TASK GOAL: Repeat all of the records verbatim.

START DATA FOR PROCESSING

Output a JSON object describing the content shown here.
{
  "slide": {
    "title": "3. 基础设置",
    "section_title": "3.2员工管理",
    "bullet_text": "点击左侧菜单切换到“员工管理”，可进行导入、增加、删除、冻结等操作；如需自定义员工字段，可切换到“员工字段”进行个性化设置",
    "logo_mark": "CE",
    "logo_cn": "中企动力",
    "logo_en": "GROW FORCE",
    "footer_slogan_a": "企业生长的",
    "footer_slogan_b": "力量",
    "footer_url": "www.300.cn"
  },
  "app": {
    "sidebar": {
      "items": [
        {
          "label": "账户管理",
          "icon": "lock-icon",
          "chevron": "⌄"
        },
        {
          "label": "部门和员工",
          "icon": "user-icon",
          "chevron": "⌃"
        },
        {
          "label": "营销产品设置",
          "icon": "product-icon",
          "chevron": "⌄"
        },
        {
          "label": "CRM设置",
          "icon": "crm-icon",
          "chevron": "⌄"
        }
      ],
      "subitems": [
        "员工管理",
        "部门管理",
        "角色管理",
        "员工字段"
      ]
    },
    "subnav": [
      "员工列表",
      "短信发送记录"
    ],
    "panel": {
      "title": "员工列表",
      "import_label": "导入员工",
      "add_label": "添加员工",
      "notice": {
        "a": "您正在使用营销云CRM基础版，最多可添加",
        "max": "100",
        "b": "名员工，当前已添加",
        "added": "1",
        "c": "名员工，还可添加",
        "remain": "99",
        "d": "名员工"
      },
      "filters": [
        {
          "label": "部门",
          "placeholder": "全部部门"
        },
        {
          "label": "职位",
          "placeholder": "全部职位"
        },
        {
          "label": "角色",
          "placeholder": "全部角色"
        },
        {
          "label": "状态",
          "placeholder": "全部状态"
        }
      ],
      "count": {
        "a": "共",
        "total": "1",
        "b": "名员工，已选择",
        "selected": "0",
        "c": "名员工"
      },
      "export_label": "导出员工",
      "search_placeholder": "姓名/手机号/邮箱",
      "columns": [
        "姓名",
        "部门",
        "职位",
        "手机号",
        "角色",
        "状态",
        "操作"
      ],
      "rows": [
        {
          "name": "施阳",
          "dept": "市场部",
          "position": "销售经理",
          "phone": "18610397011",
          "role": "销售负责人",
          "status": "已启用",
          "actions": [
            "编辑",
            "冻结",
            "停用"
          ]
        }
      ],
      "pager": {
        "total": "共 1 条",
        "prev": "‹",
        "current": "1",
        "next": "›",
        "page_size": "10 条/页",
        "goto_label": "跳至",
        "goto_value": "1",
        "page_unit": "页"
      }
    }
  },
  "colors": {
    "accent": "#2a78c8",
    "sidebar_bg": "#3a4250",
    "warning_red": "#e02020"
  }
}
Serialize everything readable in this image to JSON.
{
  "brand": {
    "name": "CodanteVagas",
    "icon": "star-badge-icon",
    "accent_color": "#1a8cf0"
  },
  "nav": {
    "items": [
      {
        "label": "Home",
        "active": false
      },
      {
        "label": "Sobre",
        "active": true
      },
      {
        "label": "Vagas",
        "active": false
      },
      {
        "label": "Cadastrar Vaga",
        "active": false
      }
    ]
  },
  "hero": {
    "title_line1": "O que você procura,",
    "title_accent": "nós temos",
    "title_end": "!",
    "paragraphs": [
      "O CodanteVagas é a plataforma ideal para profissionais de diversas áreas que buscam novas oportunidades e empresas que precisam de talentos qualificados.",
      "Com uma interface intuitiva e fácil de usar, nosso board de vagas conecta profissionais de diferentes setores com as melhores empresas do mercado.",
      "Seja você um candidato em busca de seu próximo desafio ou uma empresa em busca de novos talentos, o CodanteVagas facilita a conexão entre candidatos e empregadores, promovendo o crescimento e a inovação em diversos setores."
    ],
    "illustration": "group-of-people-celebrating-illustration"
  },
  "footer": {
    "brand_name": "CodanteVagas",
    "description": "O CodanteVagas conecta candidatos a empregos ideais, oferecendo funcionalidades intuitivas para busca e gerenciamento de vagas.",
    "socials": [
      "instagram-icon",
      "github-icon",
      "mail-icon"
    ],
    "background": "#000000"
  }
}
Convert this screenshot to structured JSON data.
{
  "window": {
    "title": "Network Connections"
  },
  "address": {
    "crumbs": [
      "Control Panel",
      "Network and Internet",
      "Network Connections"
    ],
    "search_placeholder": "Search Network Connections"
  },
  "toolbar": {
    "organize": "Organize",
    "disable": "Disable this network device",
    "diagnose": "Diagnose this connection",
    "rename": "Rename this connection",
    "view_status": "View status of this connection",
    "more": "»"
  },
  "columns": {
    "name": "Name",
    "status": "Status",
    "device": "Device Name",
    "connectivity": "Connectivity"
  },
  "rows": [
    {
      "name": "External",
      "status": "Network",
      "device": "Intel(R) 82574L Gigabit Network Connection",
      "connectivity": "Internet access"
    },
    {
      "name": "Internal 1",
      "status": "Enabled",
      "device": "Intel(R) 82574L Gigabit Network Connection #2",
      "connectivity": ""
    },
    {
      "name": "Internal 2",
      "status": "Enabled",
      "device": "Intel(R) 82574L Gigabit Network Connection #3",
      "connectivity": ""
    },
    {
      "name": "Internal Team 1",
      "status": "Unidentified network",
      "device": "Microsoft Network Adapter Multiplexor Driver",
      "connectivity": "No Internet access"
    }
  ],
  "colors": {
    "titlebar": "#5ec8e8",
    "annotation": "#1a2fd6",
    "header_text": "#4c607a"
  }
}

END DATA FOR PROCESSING

TASK ANSWER:
Output a JSON object describing the content shown here.
{
  "slide": {
    "title": "3. 基础设置",
    "section_title": "3.2员工管理",
    "bullet_text": "点击左侧菜单切换到“员工管理”，可进行导入、增加、删除、冻结等操作；如需自定义员工字段，可切换到“员工字段”进行个性化设置",
    "logo_mark": "CE",
    "logo_cn": "中企动力",
    "logo_en": "GROW FORCE",
    "footer_slogan_a": "企业生长的",
    "footer_slogan_b": "力量",
    "footer_url": "www.300.cn"
  },
  "app": {
    "sidebar": {
      "items": [
        {
          "label": "账户管理",
          "icon": "lock-icon",
          "chevron": "⌄"
        },
        {
          "label": "部门和员工",
          "icon": "user-icon",
          "chevron": "⌃"
        },
        {
          "label": "营销产品设置",
          "icon": "product-icon",
          "chevron": "⌄"
        },
        {
          "label": "CRM设置",
          "icon": "crm-icon",
          "chevron": "⌄"
        }
      ],
      "subitems": [
        "员工管理",
        "部门管理",
        "角色管理",
        "员工字段"
      ]
    },
    "subnav": [
      "员工列表",
      "短信发送记录"
    ],
    "panel": {
      "title": "员工列表",
      "import_label": "导入员工",
      "add_label": "添加员工",
      "notice": {
        "a": "您正在使用营销云CRM基础版，最多可添加",
        "max": "100",
        "b": "名员工，当前已添加",
        "added": "1",
        "c": "名员工，还可添加",
        "remain": "99",
        "d": "名员工"
      },
      "filters": [
        {
          "label": "部门",
          "placeholder": "全部部门"
        },
        {
          "label": "职位",
          "placeholder": "全部职位"
        },
        {
          "label": "角色",
          "placeholder": "全部角色"
        },
        {
          "label": "状态",
          "placeholder": "全部状态"
        }
      ],
      "count": {
        "a": "共",
        "total": "1",
        "b": "名员工，已选择",
        "selected": "0",
        "c": "名员工"
      },
      "export_label": "导出员工",
      "search_placeholder": "姓名/手机号/邮箱",
      "columns": [
        "姓名",
        "部门",
        "职位",
        "手机号",
        "角色",
        "状态",
        "操作"
      ],
      "rows": [
        {
          "name": "施阳",
          "dept": "市场部",
          "position": "销售经理",
          "phone": "18610397011",
          "role": "销售负责人",
          "status": "已启用",
          "actions": [
            "编辑",
            "冻结",
            "停用"
          ]
        }
      ],
      "pager": {
        "total": "共 1 条",
        "prev": "‹",
        "current": "1",
        "next": "›",
        "page_size": "10 条/页",
        "goto_label": "跳至",
        "goto_value": "1",
        "page_unit": "页"
      }
    }
  },
  "colors": {
    "accent": "#2a78c8",
    "sidebar_bg": "#3a4250",
    "warning_red": "#e02020"
  }
}
Serialize everything readable in this image to JSON.
{
  "brand": {
    "name": "CodanteVagas",
    "icon": "star-badge-icon",
    "accent_color": "#1a8cf0"
  },
  "nav": {
    "items": [
      {
        "label": "Home",
        "active": false
      },
      {
        "label": "Sobre",
        "active": true
      },
      {
        "label": "Vagas",
        "active": false
      },
      {
        "label": "Cadastrar Vaga",
        "active": false
      }
    ]
  },
  "hero": {
    "title_line1": "O que você procura,",
    "title_accent": "nós temos",
    "title_end": "!",
    "paragraphs": [
      "O CodanteVagas é a plataforma ideal para profissionais de diversas áreas que buscam novas oportunidades e empresas que precisam de talentos qualificados.",
      "Com uma interface intuitiva e fácil de usar, nosso board de vagas conecta profissionais de diferentes setores com as melhores empresas do mercado.",
      "Seja você um candidato em busca de seu próximo desafio ou uma empresa em busca de novos talentos, o CodanteVagas facilita a conexão entre candidatos e empregadores, promovendo o crescimento e a inovação em diversos setores."
    ],
    "illustration": "group-of-people-celebrating-illustration"
  },
  "footer": {
    "brand_name": "CodanteVagas",
    "description": "O CodanteVagas conecta candidatos a empregos ideais, oferecendo funcionalidades intuitivas para busca e gerenciamento de vagas.",
    "socials": [
      "instagram-icon",
      "github-icon",
      "mail-icon"
    ],
    "background": "#000000"
  }
}
Convert this screenshot to structured JSON data.
{
  "window": {
    "title": "Network Connections"
  },
  "address": {
    "crumbs": [
      "Control Panel",
      "Network and Internet",
      "Network Connections"
    ],
    "search_placeholder": "Search Network Connections"
  },
  "toolbar": {
    "organize": "Organize",
    "disable": "Disable this network device",
    "diagnose": "Diagnose this connection",
    "rename": "Rename this connection",
    "view_status": "View status of this connection",
    "more": "»"
  },
  "columns": {
    "name": "Name",
    "status": "Status",
    "device": "Device Name",
    "connectivity": "Connectivity"
  },
  "rows": [
    {
      "name": "External",
      "status": "Network",
      "device": "Intel(R) 82574L Gigabit Network Connection",
      "connectivity": "Internet access"
    },
    {
      "name": "Internal 1",
      "status": "Enabled",
      "device": "Intel(R) 82574L Gigabit Network Connection #2",
      "connectivity": ""
    },
    {
      "name": "Internal 2",
      "status": "Enabled",
      "device": "Intel(R) 82574L Gigabit Network Connection #3",
      "connectivity": ""
    },
    {
      "name": "Internal Team 1",
      "status": "Unidentified network",
      "device": "Microsoft Network Adapter Multiplexor Driver",
      "connectivity": "No Internet access"
    }
  ],
  "colors": {
    "titlebar": "#5ec8e8",
    "annotation": "#1a2fd6",
    "header_text": "#4c607a"
  }
}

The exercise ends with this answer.